** Aim of the exercise **
Pull every line holding the word "label" out of the data and copy it.

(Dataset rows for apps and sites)
=== Begin Enclosure ===
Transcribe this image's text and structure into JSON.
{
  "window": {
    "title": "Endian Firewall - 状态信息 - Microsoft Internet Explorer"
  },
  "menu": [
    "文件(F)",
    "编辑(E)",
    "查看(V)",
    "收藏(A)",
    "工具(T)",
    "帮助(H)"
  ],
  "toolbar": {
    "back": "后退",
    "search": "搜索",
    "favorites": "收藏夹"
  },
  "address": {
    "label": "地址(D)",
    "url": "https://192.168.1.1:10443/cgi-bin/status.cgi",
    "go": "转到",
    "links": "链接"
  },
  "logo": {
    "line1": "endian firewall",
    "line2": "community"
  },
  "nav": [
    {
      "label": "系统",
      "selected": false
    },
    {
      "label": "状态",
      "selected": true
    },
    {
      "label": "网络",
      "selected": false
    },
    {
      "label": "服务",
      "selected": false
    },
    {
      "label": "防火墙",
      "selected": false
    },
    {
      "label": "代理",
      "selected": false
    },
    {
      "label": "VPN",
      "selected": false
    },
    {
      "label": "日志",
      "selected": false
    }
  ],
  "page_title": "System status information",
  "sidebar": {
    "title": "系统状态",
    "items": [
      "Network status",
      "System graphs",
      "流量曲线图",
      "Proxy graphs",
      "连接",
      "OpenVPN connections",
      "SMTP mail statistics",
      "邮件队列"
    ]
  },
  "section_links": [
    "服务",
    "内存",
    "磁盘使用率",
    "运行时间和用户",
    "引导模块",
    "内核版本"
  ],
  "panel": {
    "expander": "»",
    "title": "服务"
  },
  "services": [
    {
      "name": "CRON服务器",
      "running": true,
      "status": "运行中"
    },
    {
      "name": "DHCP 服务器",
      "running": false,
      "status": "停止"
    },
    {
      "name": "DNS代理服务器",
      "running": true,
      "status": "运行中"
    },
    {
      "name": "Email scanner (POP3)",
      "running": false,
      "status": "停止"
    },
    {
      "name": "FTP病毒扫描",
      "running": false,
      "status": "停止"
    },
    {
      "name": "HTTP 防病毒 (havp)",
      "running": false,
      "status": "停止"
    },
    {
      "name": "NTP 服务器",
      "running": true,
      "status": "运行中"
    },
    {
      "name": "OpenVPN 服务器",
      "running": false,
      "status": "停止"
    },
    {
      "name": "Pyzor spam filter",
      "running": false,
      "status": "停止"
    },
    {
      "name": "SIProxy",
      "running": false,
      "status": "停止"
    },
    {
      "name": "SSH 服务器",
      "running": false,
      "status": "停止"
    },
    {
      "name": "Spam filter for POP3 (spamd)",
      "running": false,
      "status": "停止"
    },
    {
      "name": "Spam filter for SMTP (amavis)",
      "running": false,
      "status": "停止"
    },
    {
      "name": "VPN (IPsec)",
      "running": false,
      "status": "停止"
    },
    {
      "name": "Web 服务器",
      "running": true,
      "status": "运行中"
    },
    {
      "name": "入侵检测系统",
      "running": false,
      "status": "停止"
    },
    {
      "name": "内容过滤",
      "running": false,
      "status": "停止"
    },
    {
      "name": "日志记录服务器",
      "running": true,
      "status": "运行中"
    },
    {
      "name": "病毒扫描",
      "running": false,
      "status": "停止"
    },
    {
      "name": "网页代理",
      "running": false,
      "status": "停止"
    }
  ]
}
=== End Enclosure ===
** Result for this task **
    "label": "地址(D)",
      "label": "系统",
      "label": "状态",
      "label": "网络",
      "label": "服务",
      "label": "防火墙",
      "label": "代理",
      "label": "VPN",
      "label": "日志",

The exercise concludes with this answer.